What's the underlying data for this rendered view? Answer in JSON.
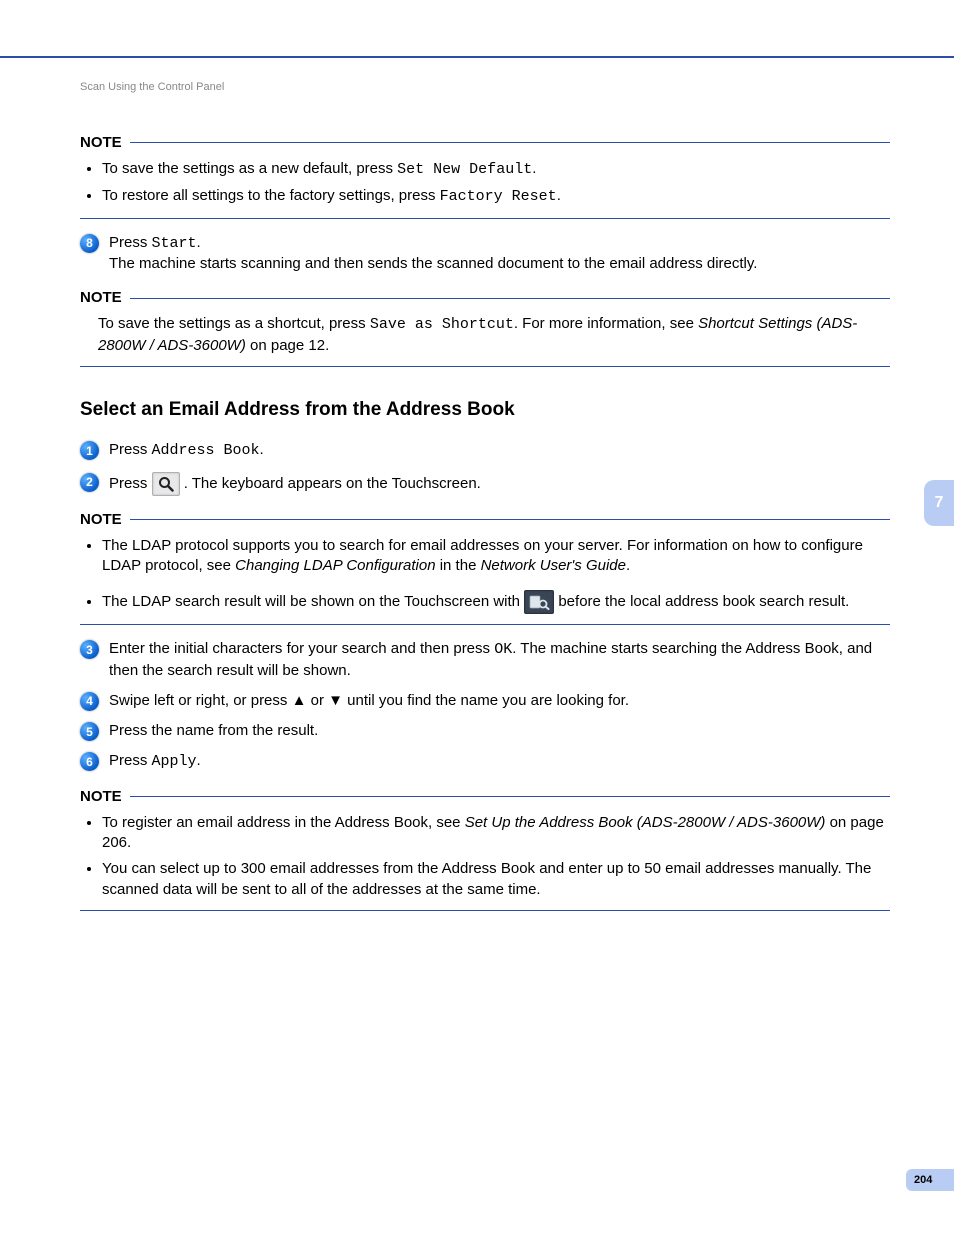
{
  "breadcrumb": "Scan Using the Control Panel",
  "note_label": "NOTE",
  "note1": {
    "b1_a": "To save the settings as a new default, press ",
    "b1_b": "Set New Default",
    "b1_c": ".",
    "b2_a": "To restore all settings to the factory settings, press ",
    "b2_b": "Factory Reset",
    "b2_c": "."
  },
  "step8": {
    "num": "8",
    "l1a": "Press ",
    "l1b": "Start",
    "l1c": ".",
    "l2": "The machine starts scanning and then sends the scanned document to the email address directly."
  },
  "note2": {
    "t1": "To save the settings as a shortcut, press ",
    "t2": "Save as Shortcut",
    "t3": ". For more information, see ",
    "t4": "Shortcut Settings (ADS-2800W / ADS-3600W)",
    "t5": " on page 12."
  },
  "section_title": "Select an Email Address from the Address Book",
  "s1": {
    "num": "1",
    "a": "Press ",
    "b": "Address Book",
    "c": "."
  },
  "s2": {
    "num": "2",
    "a": "Press ",
    "c": ". The keyboard appears on the Touchscreen."
  },
  "note3": {
    "b1a": "The LDAP protocol supports you to search for email addresses on your server. For information on how to configure LDAP protocol, see ",
    "b1b": "Changing LDAP Configuration",
    "b1c": " in the ",
    "b1d": "Network User's Guide",
    "b1e": ".",
    "b2a": "The LDAP search result will be shown on the Touchscreen with ",
    "b2b": " before the local address book search result."
  },
  "s3": {
    "num": "3",
    "a": "Enter the initial characters for your search and then press ",
    "b": "OK",
    "c": ". The machine starts searching the Address Book, and then the search result will be shown."
  },
  "s4": {
    "num": "4",
    "a": "Swipe left or right, or press ",
    "up": "▲",
    "mid": " or ",
    "down": "▼",
    "b": " until you find the name you are looking for."
  },
  "s5": {
    "num": "5",
    "a": "Press the name from the result."
  },
  "s6": {
    "num": "6",
    "a": "Press ",
    "b": "Apply",
    "c": "."
  },
  "note4": {
    "b1a": "To register an email address in the Address Book, see ",
    "b1b": "Set Up the Address Book (ADS-2800W / ADS-3600W)",
    "b1c": " on page 206.",
    "b2": "You can select up to 300 email addresses from the Address Book and enter up to 50 email addresses manually. The scanned data will be sent to all of the addresses at the same time."
  },
  "side_tab": "7",
  "page_number": "204"
}
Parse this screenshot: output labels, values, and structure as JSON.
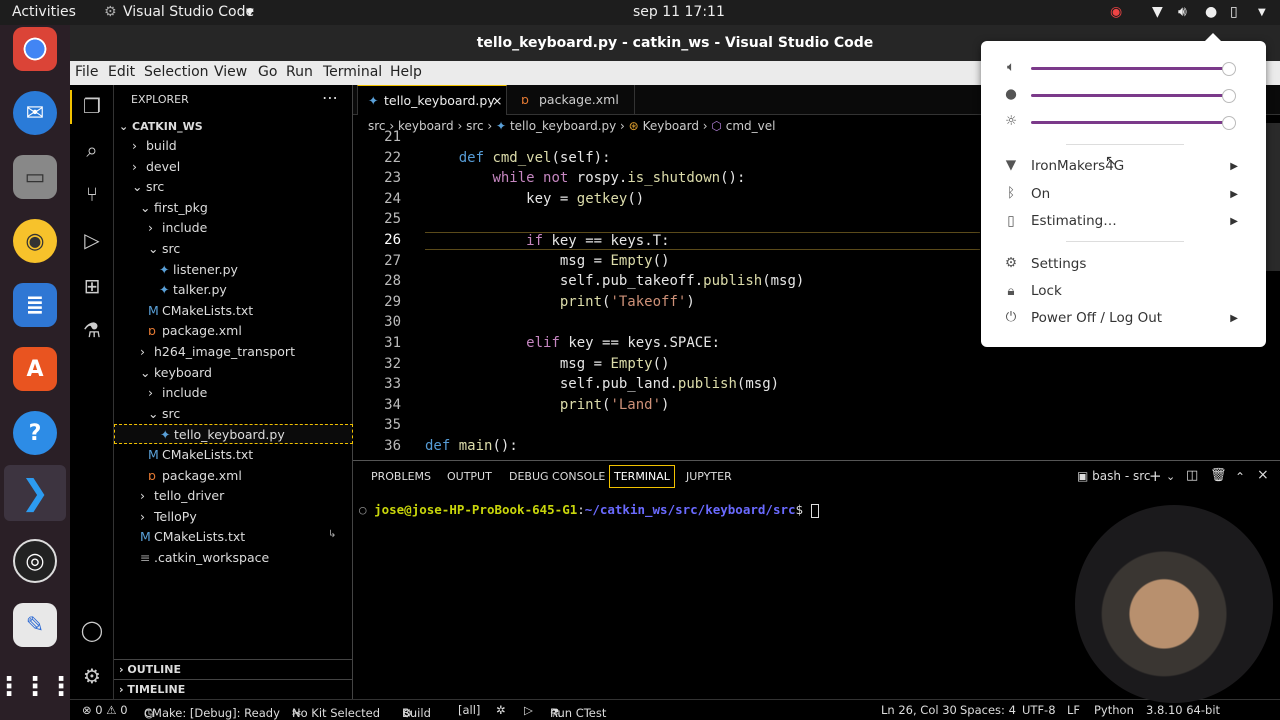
{
  "topbar": {
    "activities": "Activities",
    "app_menu": "Visual Studio Code",
    "clock": "sep 11  17:11"
  },
  "window": {
    "title": "tello_keyboard.py - catkin_ws - Visual Studio Code"
  },
  "menu": [
    "File",
    "Edit",
    "Selection",
    "View",
    "Go",
    "Run",
    "Terminal",
    "Help"
  ],
  "explorer": {
    "header": "EXPLORER",
    "root": "CATKIN_WS",
    "items": [
      {
        "label": "build",
        "indent": 0,
        "kind": "folder-closed"
      },
      {
        "label": "devel",
        "indent": 0,
        "kind": "folder-closed"
      },
      {
        "label": "src",
        "indent": 0,
        "kind": "folder-open"
      },
      {
        "label": "first_pkg",
        "indent": 1,
        "kind": "folder-open"
      },
      {
        "label": "include",
        "indent": 2,
        "kind": "folder-closed"
      },
      {
        "label": "src",
        "indent": 2,
        "kind": "folder-open"
      },
      {
        "label": "listener.py",
        "indent": 3,
        "kind": "py"
      },
      {
        "label": "talker.py",
        "indent": 3,
        "kind": "py"
      },
      {
        "label": "CMakeLists.txt",
        "indent": 2,
        "kind": "cmake"
      },
      {
        "label": "package.xml",
        "indent": 2,
        "kind": "xml"
      },
      {
        "label": "h264_image_transport",
        "indent": 1,
        "kind": "folder-closed"
      },
      {
        "label": "keyboard",
        "indent": 1,
        "kind": "folder-open"
      },
      {
        "label": "include",
        "indent": 2,
        "kind": "folder-closed"
      },
      {
        "label": "src",
        "indent": 2,
        "kind": "folder-open"
      },
      {
        "label": "tello_keyboard.py",
        "indent": 3,
        "kind": "py"
      },
      {
        "label": "CMakeLists.txt",
        "indent": 2,
        "kind": "cmake"
      },
      {
        "label": "package.xml",
        "indent": 2,
        "kind": "xml"
      },
      {
        "label": "tello_driver",
        "indent": 1,
        "kind": "folder-closed"
      },
      {
        "label": "TelloPy",
        "indent": 1,
        "kind": "folder-closed"
      },
      {
        "label": "CMakeLists.txt",
        "indent": 1,
        "kind": "cmake"
      },
      {
        "label": ".catkin_workspace",
        "indent": 1,
        "kind": "file"
      }
    ],
    "outline": "OUTLINE",
    "timeline": "TIMELINE"
  },
  "tabs": [
    {
      "label": "tello_keyboard.py",
      "close": "×"
    },
    {
      "label": "package.xml"
    }
  ],
  "breadcrumb": [
    "src",
    "keyboard",
    "src",
    "tello_keyboard.py",
    "Keyboard",
    "cmd_vel"
  ],
  "code_lines": [
    {
      "n": "21",
      "text": ""
    },
    {
      "n": "22",
      "text": "    def cmd_vel(self):"
    },
    {
      "n": "23",
      "text": "        while not rospy.is_shutdown():"
    },
    {
      "n": "24",
      "text": "            key = getkey()"
    },
    {
      "n": "25",
      "text": ""
    },
    {
      "n": "26",
      "text": "            if key == keys.T:"
    },
    {
      "n": "27",
      "text": "                msg = Empty()"
    },
    {
      "n": "28",
      "text": "                self.pub_takeoff.publish(msg)"
    },
    {
      "n": "29",
      "text": "                print('Takeoff')"
    },
    {
      "n": "30",
      "text": ""
    },
    {
      "n": "31",
      "text": "            elif key == keys.SPACE:"
    },
    {
      "n": "32",
      "text": "                msg = Empty()"
    },
    {
      "n": "33",
      "text": "                self.pub_land.publish(msg)"
    },
    {
      "n": "34",
      "text": "                print('Land')"
    },
    {
      "n": "35",
      "text": ""
    },
    {
      "n": "36",
      "text": "def main():"
    }
  ],
  "panel": {
    "tabs": [
      "PROBLEMS",
      "OUTPUT",
      "DEBUG CONSOLE",
      "TERMINAL",
      "JUPYTER"
    ],
    "shell": "bash - src",
    "prompt_user": "jose@jose-HP-ProBook-645-G1",
    "prompt_path": "~/catkin_ws/src/keyboard/src",
    "prompt_end": "$"
  },
  "status": {
    "problems": "⊗ 0 ⚠ 0",
    "cmake": "CMake: [Debug]: Ready",
    "kit": "No Kit Selected",
    "build": "Build",
    "target": "[all]",
    "ctest": "Run CTest",
    "position": "Ln 26, Col 30",
    "spaces": "Spaces: 4",
    "encoding": "UTF-8",
    "eol": "LF",
    "language": "Python",
    "interpreter": "3.8.10 64-bit"
  },
  "system_menu": {
    "volume_level": 0.98,
    "mic_level": 0.98,
    "brightness_level": 0.98,
    "wifi": "IronMakers4G",
    "bluetooth": "On",
    "battery": "Estimating…",
    "settings": "Settings",
    "lock": "Lock",
    "power": "Power Off / Log Out"
  },
  "colors": {
    "accent": "#7b3a8a",
    "keyword": "#c586c0",
    "keyword_def": "#569cd6",
    "string": "#ce9178",
    "function": "#dcdcaa",
    "prompt_user": "#c9d60b",
    "prompt_path": "#6a6aff"
  }
}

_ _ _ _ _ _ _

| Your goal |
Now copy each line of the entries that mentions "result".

| Written answer |
    "b2a": "The LDAP search result will be shown on the Touchscreen with ",
    "b2b": " before the local address book search result."
    "c": ". The machine starts searching the Address Book, and then the search result will be shown."
    "a": "Press the name from the result."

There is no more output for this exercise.